Biologist Dr. John Waldman discusses why sea-river fish have dwindled in numbers, what we stand to lose, and actions needed to ensure their recovery. Discover the past, present, and future of these fascinating fish through research, historical accounts, anecdotes, and images.
Cary Institute President Dr. Joshua Ginsberg discusses how global populations of many large carnivores have started to recover. Discover which animals are on the rebound and what their improvement tells us about the future of wildlife conservation.
Rediscover the lost ecology of Manhattan in a presentation by Wildlife Conservation Society's Dr. Eric Sanderson. In the Mannahatta Project, Sanderson reveals the thin wooded island that Henry Hudson sailed past in 1609.
Explore the ecology of Lyme disease with Rick Ostfeld, a disease ecologist at the Cary Institute. For more than twenty years, Ostfeld and his research team have been investigating how environmental conditions influence the spread of tick-borne illness.
Award-winning photographer Robin Moore chronicled the search for frog, toad, and salamander species not seen in over a decade. In a visually stunning presentation, he shares the science behind what frogs disappearing around the globe means for our planet.

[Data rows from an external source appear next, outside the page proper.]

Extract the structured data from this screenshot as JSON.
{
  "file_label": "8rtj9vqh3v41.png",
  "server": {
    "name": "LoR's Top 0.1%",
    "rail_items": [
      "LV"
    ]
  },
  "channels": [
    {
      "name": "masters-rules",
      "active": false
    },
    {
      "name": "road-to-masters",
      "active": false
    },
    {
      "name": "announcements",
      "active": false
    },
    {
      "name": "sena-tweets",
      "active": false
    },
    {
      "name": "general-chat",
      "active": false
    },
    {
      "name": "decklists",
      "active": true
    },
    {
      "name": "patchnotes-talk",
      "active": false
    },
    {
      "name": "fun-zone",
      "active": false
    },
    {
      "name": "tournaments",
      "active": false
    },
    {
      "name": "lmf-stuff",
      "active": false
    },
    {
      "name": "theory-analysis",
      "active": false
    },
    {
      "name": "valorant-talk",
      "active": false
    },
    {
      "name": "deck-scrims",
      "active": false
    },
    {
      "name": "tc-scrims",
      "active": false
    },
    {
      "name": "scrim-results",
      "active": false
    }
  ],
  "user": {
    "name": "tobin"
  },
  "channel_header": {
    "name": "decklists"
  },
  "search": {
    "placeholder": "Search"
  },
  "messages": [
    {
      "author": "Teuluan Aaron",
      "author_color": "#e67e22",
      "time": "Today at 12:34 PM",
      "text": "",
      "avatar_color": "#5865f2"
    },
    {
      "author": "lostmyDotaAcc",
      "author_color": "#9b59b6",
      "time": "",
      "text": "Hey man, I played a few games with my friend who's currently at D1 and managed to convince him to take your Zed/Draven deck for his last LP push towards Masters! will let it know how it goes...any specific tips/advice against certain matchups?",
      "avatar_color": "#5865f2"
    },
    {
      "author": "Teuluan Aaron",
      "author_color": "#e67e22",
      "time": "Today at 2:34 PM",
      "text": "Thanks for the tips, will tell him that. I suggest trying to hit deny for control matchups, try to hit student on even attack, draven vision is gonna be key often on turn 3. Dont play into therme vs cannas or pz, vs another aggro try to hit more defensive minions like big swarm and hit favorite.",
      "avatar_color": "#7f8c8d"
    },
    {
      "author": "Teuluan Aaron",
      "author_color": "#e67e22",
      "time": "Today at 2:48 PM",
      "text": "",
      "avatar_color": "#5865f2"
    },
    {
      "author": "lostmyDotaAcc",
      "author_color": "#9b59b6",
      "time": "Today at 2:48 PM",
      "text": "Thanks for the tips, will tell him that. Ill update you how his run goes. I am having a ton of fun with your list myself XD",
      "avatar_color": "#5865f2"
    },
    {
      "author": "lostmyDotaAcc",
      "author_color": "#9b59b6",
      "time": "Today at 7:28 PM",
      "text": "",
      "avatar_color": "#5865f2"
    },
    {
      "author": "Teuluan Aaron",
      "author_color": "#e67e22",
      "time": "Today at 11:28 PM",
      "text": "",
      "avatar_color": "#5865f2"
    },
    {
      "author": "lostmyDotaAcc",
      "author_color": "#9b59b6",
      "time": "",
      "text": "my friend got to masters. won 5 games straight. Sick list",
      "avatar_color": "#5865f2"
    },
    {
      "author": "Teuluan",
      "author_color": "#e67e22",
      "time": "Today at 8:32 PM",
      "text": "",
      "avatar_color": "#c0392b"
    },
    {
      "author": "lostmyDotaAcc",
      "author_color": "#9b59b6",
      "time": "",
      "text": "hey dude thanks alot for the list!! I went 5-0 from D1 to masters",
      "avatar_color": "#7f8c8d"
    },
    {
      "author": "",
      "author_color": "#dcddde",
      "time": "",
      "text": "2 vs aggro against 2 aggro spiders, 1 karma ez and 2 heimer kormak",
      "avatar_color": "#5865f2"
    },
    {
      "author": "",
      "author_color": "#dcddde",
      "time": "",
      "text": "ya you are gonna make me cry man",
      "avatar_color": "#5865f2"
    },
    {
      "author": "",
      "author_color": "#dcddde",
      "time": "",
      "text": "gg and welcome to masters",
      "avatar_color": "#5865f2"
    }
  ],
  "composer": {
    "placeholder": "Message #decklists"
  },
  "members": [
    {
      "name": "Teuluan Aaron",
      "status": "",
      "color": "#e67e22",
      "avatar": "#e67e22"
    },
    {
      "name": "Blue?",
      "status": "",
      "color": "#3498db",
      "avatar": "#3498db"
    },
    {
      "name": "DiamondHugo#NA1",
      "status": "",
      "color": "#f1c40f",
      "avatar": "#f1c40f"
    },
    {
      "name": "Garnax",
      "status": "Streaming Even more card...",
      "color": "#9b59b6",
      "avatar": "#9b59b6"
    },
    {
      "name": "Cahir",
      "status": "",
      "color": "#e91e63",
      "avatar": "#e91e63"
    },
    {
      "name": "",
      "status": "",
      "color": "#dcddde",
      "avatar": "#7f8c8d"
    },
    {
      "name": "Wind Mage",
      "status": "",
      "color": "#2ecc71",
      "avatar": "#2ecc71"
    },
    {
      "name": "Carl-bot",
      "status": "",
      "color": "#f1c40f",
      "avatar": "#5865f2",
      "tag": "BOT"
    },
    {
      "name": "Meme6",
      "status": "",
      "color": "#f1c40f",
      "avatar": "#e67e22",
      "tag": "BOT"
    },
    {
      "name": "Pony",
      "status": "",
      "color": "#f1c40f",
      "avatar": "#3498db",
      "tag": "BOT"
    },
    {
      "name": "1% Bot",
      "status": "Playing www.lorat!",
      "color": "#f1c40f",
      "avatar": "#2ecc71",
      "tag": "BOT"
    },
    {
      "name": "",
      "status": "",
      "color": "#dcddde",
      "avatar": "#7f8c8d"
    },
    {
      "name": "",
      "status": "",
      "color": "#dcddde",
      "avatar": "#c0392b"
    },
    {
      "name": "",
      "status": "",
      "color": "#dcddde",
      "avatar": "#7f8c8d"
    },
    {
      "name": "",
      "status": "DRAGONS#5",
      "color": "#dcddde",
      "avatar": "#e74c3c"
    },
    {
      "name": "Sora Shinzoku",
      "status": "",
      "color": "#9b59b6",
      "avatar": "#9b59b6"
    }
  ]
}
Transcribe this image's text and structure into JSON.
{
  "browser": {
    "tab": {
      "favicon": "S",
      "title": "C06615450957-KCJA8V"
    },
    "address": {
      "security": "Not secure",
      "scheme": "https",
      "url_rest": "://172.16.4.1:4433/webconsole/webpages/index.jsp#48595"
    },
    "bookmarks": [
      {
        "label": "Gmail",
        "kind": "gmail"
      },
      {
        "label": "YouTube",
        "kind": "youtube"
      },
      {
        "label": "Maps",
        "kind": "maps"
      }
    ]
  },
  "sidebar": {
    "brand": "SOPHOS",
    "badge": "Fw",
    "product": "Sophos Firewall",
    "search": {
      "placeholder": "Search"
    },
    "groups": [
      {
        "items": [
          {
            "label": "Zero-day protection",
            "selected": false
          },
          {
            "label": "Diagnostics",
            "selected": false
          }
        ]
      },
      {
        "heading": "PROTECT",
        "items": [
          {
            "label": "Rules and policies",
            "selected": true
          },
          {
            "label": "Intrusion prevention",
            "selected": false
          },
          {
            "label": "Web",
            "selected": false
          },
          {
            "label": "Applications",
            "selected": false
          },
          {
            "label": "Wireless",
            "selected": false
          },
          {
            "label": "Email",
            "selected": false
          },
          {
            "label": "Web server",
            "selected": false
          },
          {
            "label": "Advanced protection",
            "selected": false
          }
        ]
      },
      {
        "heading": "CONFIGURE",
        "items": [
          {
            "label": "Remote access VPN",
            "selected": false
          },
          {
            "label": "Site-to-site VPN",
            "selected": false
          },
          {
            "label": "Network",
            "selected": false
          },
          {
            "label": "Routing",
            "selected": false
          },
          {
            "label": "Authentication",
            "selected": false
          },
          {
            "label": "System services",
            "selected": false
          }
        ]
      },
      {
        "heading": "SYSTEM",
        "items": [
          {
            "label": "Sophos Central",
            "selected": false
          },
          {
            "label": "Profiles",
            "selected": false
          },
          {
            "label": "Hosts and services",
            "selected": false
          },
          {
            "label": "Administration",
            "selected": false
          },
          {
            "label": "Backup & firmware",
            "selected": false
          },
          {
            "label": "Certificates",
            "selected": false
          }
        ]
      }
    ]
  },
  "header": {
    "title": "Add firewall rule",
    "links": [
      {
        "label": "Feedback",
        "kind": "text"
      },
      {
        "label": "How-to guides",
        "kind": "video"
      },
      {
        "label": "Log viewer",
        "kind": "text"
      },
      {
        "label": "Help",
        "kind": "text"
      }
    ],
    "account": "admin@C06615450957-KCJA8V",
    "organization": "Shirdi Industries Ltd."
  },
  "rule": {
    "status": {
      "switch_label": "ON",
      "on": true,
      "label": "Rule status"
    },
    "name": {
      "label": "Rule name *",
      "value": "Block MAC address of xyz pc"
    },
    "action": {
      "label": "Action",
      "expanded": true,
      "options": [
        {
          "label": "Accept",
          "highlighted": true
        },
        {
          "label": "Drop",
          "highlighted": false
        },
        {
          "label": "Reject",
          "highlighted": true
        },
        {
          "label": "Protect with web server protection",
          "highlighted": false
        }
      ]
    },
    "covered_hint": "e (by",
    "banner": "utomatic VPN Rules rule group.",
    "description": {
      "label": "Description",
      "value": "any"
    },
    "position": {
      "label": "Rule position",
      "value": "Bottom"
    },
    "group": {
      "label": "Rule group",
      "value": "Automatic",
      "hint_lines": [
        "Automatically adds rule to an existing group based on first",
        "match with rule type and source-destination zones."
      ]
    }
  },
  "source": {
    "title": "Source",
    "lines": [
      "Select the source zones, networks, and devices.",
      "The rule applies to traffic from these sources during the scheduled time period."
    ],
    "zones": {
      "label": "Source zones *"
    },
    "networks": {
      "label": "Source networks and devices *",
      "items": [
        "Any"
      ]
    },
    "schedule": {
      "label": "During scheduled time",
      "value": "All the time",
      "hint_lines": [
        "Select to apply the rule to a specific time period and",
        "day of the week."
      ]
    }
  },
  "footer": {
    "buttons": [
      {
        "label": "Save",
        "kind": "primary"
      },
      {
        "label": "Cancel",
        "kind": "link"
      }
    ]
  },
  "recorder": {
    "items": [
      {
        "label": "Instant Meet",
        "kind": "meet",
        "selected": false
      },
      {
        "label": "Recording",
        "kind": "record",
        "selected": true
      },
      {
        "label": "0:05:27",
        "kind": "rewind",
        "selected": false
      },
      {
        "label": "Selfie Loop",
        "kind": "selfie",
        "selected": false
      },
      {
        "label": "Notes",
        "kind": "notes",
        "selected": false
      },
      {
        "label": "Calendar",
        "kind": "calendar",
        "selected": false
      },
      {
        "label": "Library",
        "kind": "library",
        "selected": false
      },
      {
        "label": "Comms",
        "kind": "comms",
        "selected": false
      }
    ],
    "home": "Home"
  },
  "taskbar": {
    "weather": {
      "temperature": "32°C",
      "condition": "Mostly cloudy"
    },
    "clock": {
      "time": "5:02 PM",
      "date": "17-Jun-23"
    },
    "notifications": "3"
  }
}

Rosamond Naylor, Stanford University professor and director of the Center on Food Security and the Environment, explores the connections among food production, health, environmental resources, and international security.
Author and award-winning ecologist Kurt Fausch has spent his career exploring threats to stream and river life. His new book, For the Love of Rivers, reflects on the deep significance of freshwaters to humanity and their ultimate fate in our future.
Freshwater ecologist Emma Rosi-Marshall explores how pharmaceutical drugs and personal care products are polluting our nation's rivers and streams—with consequences for sensitive aquatic life and drinking water supplies.
Ecologist Jerry Jenkins has been documenting the flora and fauna of the Northern Forest for the past 45 years. This visually-rich lecture distills his findings, with a focus on inspiring conservation and informing environmental education.